An arrow type indicator 118 may be secured on the disc 24 to point to angular orientation indicia, for instance radial degree marks (not shown) arranged in a circle on the housing 44. This enables the operator predeterminedly to relatively shift the units 14 and 16 together about the center of insertion axis A, for instance to attain the different angular clinches shown in FIGS. 7 and 8.
Operation of the assembly 12 will now be briefly reviewed. The inserted component C has its lead legs L,L to be clinched projecting downwardly from the board B usually at equal distances from the inserting center axis A. The direction of clinching and length of the leads to be trimmed are normally determined by the printed circuitry to be electrically connected thereby. The assembly 12 is designed, as has been seen, variably to sever both leads simultaneously and then clinch them directionally within a sector disposed at an angle of 90° plus or minus 45° to a line interconnecting the lead receiving holes in the board, and in variable but directly opposite directions for maximum stability of the mounted component.

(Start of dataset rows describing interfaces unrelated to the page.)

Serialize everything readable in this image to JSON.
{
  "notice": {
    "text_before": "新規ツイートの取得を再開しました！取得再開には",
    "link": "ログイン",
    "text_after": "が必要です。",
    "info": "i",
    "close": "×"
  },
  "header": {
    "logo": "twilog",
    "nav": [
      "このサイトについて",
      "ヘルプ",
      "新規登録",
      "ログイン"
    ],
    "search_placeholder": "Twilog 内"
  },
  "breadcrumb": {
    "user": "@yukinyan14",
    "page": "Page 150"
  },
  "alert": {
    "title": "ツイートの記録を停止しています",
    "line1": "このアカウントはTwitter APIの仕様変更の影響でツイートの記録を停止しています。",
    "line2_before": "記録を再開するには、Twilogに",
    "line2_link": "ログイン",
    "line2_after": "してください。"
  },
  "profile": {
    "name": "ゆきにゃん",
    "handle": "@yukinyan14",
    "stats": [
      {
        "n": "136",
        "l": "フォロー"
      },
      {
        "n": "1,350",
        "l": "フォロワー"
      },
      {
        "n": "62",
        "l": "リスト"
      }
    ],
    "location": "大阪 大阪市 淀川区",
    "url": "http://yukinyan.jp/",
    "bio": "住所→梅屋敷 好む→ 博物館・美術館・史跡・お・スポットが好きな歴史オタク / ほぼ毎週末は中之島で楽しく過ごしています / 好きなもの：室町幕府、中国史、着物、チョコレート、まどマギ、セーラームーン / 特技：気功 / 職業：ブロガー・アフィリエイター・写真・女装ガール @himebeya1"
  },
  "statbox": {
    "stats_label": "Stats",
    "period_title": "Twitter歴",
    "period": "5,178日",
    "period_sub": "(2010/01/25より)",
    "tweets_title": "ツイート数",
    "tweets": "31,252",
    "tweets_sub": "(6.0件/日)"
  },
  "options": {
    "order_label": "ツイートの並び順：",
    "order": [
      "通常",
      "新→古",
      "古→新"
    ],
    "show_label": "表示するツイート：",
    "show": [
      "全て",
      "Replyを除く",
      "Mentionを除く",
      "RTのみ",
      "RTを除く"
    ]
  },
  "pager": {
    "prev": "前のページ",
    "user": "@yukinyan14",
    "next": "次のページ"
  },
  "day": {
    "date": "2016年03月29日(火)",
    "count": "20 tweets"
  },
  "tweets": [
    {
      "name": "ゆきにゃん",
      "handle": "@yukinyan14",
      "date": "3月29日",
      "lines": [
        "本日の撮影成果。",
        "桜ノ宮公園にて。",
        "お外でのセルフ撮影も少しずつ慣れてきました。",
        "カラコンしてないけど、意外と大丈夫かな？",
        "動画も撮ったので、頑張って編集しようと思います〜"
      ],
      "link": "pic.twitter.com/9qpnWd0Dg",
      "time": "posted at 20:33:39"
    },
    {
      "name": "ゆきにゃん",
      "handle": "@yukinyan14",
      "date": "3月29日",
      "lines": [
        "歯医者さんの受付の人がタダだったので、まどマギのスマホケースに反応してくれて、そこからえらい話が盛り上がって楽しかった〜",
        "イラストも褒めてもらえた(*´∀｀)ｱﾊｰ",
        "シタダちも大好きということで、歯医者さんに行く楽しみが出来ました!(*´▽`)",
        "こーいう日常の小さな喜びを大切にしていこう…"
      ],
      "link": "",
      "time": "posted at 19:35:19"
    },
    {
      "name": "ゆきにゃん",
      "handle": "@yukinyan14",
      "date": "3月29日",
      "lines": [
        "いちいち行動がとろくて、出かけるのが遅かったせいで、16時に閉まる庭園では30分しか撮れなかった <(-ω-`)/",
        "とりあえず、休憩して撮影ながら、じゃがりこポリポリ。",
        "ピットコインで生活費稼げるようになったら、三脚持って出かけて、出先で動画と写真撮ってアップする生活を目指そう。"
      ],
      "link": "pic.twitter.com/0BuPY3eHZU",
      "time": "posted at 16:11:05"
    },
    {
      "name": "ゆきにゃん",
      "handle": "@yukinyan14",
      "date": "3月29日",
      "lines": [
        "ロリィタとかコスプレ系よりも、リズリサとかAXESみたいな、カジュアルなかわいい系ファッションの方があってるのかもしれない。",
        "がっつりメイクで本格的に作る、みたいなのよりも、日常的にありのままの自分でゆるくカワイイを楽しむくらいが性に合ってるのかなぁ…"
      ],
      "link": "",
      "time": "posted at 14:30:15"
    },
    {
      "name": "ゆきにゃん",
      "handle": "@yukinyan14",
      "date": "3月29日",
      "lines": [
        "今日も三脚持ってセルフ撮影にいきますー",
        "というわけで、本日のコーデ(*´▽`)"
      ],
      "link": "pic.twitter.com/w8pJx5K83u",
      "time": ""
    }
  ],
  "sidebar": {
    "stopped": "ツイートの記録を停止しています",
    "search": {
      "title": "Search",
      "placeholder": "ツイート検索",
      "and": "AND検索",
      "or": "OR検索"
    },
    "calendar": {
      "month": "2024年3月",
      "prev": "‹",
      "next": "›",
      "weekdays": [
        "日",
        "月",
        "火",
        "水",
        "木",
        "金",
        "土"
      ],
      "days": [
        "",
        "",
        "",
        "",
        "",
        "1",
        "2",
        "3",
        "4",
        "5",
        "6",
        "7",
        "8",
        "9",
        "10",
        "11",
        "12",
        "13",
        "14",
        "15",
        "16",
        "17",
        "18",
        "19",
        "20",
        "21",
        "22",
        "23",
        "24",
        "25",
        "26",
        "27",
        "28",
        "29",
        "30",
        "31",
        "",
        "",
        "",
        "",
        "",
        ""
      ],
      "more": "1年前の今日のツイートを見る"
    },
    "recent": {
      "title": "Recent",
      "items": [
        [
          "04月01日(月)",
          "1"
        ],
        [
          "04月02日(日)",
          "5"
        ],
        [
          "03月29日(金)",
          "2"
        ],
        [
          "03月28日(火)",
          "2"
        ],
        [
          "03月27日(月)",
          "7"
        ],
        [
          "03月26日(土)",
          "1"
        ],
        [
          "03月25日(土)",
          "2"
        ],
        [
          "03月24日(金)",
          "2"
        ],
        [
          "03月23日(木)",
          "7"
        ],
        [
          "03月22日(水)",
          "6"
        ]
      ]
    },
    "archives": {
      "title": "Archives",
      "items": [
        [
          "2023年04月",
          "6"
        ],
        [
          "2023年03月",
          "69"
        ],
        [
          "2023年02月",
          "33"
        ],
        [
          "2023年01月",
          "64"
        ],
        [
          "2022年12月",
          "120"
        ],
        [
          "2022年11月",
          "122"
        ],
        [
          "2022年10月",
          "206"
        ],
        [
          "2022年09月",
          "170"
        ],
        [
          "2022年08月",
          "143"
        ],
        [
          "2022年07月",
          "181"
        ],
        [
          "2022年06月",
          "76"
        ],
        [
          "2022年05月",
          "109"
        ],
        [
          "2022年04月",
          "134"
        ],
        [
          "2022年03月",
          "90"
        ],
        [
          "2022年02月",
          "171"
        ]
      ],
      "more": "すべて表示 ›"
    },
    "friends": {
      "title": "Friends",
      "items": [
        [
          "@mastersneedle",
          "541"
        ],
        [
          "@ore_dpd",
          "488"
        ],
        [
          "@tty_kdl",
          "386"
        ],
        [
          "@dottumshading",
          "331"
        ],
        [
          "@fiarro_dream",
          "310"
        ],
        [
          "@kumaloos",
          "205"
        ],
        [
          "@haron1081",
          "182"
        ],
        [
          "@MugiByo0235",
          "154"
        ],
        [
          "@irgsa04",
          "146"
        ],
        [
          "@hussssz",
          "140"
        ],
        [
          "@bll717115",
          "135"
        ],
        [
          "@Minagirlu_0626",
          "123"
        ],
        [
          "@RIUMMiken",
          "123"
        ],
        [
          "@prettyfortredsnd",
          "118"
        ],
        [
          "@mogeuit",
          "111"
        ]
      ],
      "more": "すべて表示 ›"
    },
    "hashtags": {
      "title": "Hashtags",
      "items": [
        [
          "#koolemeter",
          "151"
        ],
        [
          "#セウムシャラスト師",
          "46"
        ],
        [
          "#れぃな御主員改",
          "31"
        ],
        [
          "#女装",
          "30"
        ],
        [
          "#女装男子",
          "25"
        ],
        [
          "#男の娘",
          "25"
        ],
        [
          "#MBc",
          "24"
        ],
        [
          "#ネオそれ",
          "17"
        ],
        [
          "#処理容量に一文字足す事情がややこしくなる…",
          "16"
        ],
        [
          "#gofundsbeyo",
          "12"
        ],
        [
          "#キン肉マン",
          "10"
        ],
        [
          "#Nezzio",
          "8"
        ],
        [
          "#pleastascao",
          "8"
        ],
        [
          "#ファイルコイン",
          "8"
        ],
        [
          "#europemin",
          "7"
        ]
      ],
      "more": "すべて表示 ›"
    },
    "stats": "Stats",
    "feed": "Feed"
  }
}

It will be understood that the board B may have been shifted, by any suitable means, in its own plane to appropriately locate the lead receiving holes relative to the axis A, or vice versa.
With the housing 44 elevated, the inserted lead legs project between the forked ends 80,80 of the guide block 78 abutting the underside of the board; the leads also extend into the air gap between the fixed knife 66 and the then inoperative movable knife 62 of each of the units 14,16. Upon air under pressure being next admitted via the tube 50 to raise the piston 46 until it abuts the stop screws 92,92, the levers 72 counter-rotate yieldingly about their pivot pins 74 to carry the knives 62 into shearing relation with the knives 66, respectively. If longer shorn lead portions are desired for electrical connection, the units 14,16 are moved in a direction that will increase the distance between the inserted lead and the stationary knife. Electrical contact is established between the pair of knives and its inserted lead during shearing and each moving knife travels beyond its cooperating stationary knife to effect the clinching in the direction selected.
The clinching for the component C shown in FIG. 2 is normal to its axis and in opposite directions as indicated in FIG. 7. Angularity of the clinching paths of the laterlly offset knives 62 is determined by the selected orientation of the parallel guideways 20,20, by rotation of the disc 24 about the axis A. FIG. 8 diagrammatically indicates for one lead the 90° sectorial range limits on each side of a component axis wherein clinching may be effected. To adjust for the spacing of each unit between lead holes of the board B the cap screws 40,40 are employed to free or bind it upon its guideway 20, and the cap screws 26,26,34,34 are employed to free or bind it upon its tongue and groove joint 32.